**Information:**
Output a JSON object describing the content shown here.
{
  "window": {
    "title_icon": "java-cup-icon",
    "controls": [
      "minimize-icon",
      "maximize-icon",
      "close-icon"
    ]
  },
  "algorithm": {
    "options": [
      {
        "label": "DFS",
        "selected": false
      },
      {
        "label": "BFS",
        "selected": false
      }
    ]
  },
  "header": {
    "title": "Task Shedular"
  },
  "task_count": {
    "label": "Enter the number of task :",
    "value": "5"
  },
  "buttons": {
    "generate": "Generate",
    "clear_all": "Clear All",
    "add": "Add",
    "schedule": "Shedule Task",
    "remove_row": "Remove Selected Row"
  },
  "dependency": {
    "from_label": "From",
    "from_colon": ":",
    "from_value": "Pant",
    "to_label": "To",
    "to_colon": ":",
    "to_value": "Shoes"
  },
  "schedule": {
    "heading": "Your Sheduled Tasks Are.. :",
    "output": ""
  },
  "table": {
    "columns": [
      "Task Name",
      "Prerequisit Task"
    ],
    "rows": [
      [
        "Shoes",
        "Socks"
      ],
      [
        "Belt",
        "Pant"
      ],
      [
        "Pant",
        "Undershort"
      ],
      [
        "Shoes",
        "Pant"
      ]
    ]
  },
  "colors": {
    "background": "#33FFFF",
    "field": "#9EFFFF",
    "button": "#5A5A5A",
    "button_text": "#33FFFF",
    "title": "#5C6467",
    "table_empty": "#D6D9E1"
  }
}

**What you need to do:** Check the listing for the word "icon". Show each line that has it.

**Completed task:**
    "title_icon": "java-cup-icon",
      "minimize-icon",
      "maximize-icon",
      "close-icon"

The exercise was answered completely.